▶ Task to carry out
For this exercise, please find the lines in the entries that include the word "Вынесено" and copy them.

▶ Raw data
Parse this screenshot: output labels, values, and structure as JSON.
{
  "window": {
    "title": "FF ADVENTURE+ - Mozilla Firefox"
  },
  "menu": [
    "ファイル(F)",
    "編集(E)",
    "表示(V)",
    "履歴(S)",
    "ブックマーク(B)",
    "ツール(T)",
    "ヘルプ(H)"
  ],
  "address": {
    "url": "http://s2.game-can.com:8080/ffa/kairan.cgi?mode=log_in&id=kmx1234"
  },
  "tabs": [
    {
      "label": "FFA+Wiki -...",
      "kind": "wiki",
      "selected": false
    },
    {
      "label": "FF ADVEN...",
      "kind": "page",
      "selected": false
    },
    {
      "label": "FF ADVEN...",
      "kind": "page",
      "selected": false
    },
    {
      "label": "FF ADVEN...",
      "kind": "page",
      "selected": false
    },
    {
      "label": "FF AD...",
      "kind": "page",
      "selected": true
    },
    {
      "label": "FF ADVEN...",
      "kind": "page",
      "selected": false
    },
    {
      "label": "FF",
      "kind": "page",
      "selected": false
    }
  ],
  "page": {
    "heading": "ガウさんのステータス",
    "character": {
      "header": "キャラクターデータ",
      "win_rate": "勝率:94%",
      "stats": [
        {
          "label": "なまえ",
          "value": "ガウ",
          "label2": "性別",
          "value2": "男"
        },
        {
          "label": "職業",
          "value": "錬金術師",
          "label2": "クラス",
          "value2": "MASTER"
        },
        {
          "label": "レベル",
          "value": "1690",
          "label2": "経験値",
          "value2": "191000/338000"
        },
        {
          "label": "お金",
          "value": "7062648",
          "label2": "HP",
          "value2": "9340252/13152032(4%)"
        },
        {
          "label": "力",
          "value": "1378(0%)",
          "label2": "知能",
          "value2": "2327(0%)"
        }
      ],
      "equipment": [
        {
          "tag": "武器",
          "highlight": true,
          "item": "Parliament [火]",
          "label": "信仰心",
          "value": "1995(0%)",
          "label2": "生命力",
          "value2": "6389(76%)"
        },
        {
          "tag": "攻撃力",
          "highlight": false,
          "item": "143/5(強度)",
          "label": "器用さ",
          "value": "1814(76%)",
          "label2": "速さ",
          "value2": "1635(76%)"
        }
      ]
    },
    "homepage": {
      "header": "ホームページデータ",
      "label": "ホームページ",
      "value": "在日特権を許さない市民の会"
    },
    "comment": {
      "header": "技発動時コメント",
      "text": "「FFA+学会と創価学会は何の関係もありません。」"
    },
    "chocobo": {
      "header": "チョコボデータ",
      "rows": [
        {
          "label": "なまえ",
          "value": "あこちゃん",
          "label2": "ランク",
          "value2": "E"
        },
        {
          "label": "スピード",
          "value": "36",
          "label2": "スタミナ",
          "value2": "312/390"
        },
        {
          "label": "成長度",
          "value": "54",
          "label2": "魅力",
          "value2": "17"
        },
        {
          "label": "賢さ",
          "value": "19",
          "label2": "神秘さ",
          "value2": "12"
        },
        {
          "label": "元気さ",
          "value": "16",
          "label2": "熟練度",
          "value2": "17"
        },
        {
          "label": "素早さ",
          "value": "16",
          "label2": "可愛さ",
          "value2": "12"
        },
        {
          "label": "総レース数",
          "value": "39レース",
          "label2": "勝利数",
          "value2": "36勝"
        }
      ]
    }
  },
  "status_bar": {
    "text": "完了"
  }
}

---

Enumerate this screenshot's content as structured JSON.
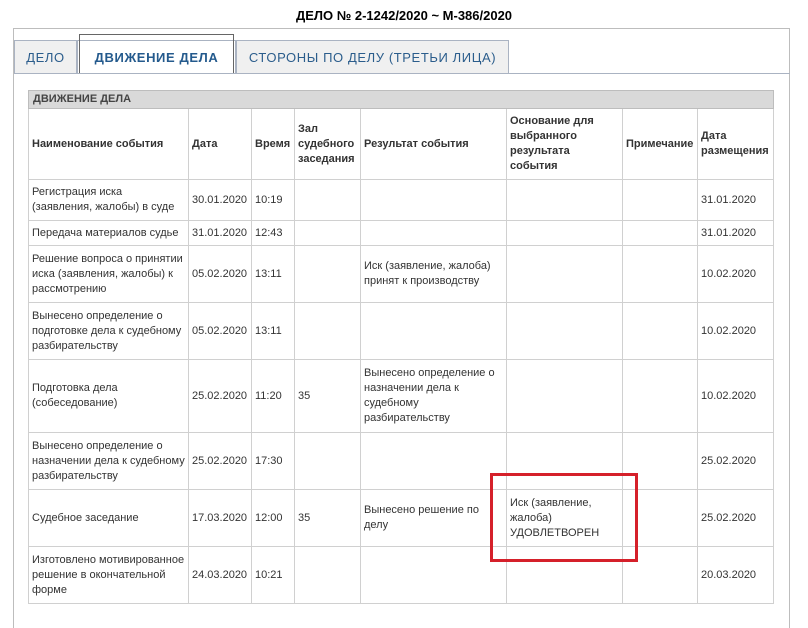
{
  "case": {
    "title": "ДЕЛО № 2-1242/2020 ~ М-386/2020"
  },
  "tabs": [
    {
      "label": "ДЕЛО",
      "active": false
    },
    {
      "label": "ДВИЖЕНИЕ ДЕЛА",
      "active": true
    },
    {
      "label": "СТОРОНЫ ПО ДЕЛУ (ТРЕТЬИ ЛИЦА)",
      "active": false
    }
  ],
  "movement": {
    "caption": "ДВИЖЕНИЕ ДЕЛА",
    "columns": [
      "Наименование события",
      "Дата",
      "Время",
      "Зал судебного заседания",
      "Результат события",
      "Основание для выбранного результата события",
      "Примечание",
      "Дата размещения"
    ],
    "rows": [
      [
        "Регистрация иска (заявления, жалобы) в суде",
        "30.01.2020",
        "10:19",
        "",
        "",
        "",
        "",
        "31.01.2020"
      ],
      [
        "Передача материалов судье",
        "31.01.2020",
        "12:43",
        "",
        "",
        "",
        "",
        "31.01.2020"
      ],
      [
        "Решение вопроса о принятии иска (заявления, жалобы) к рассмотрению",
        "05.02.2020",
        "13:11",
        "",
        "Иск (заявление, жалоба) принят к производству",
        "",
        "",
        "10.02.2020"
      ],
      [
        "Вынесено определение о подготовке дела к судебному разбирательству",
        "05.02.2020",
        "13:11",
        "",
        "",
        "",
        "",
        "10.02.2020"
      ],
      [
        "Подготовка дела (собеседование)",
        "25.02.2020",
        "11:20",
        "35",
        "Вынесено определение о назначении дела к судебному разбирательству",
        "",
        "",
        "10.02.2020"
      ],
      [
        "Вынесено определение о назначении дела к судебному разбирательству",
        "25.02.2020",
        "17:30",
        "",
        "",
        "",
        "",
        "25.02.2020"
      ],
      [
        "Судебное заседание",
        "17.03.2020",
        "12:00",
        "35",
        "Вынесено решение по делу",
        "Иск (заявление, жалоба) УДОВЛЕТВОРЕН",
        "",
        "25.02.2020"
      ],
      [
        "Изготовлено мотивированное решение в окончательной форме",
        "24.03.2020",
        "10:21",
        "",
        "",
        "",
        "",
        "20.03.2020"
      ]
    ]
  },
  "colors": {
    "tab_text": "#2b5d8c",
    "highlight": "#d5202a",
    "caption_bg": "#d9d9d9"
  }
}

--

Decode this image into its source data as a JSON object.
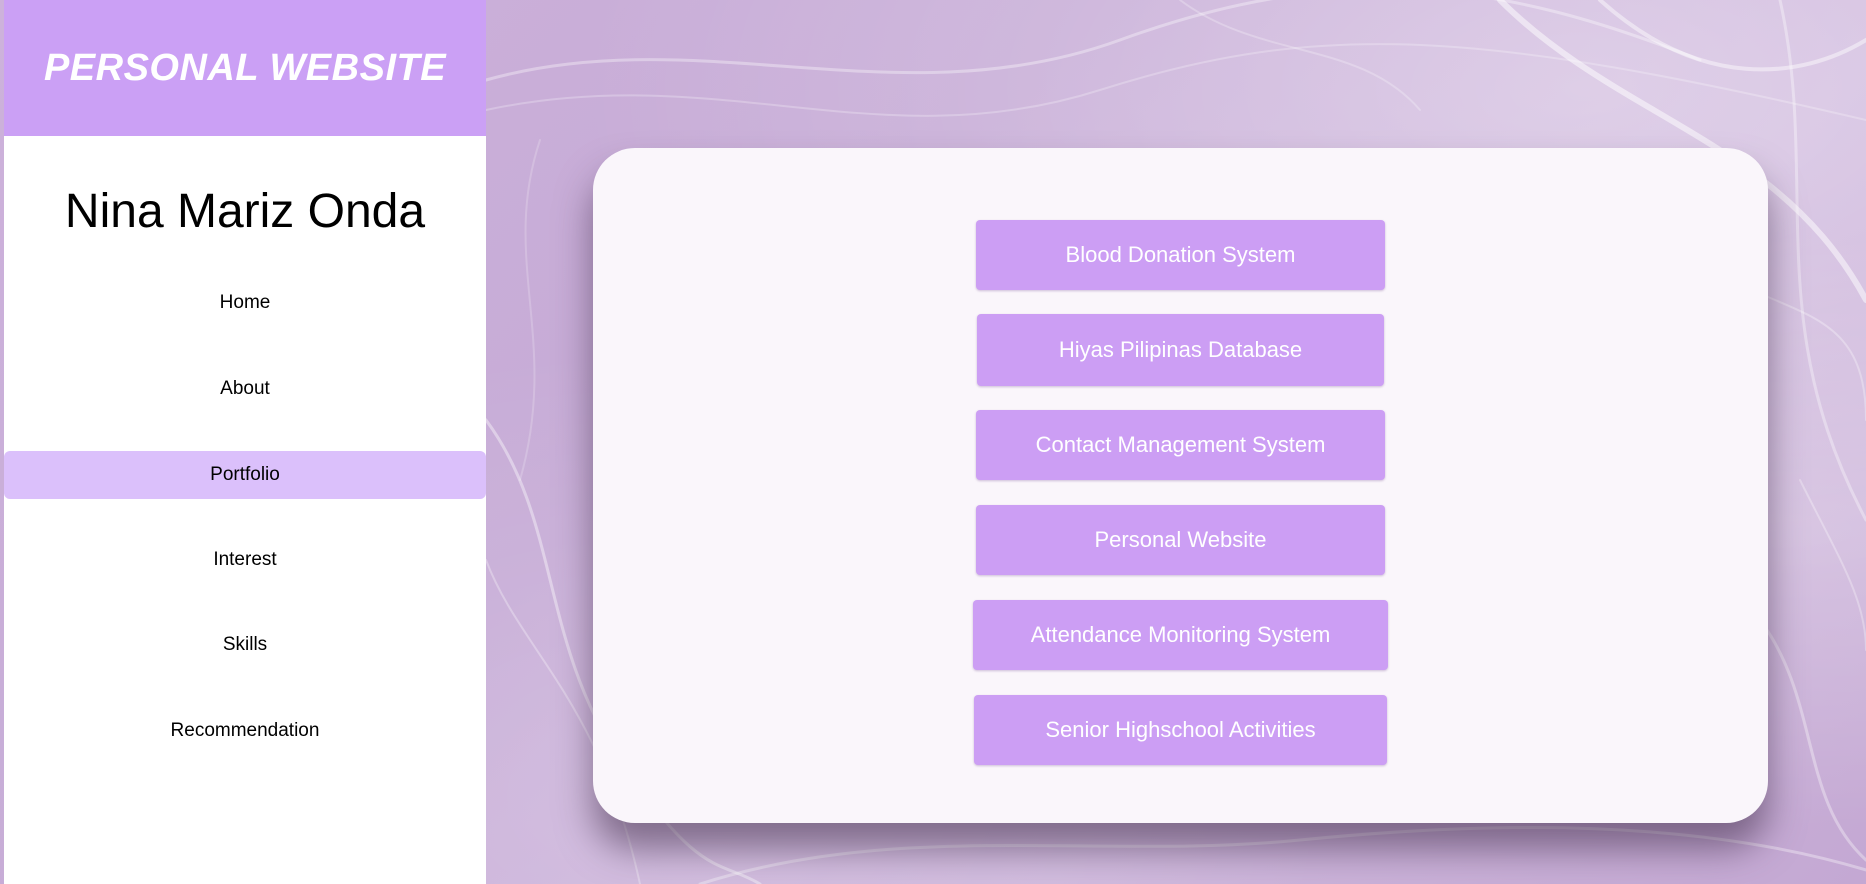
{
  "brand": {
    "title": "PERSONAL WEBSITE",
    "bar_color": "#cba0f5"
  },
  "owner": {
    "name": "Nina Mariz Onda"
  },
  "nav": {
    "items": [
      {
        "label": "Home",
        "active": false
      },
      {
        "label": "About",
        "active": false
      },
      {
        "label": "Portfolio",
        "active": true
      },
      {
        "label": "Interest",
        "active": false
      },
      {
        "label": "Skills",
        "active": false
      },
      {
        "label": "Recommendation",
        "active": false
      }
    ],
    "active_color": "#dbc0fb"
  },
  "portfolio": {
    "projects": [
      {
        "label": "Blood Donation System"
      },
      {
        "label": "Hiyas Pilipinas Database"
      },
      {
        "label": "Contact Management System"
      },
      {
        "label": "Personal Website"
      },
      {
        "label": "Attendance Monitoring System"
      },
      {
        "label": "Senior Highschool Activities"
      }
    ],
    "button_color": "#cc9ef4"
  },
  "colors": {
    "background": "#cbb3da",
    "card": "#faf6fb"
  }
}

▶ Solution
        "Вынесено определение о подготовке дела к судебному разбирательству",
        "Вынесено определение о назначении дела к судебному разбирательству",
        "Вынесено определение о назначении дела к судебному разбирательству",
        "Вынесено решение по делу",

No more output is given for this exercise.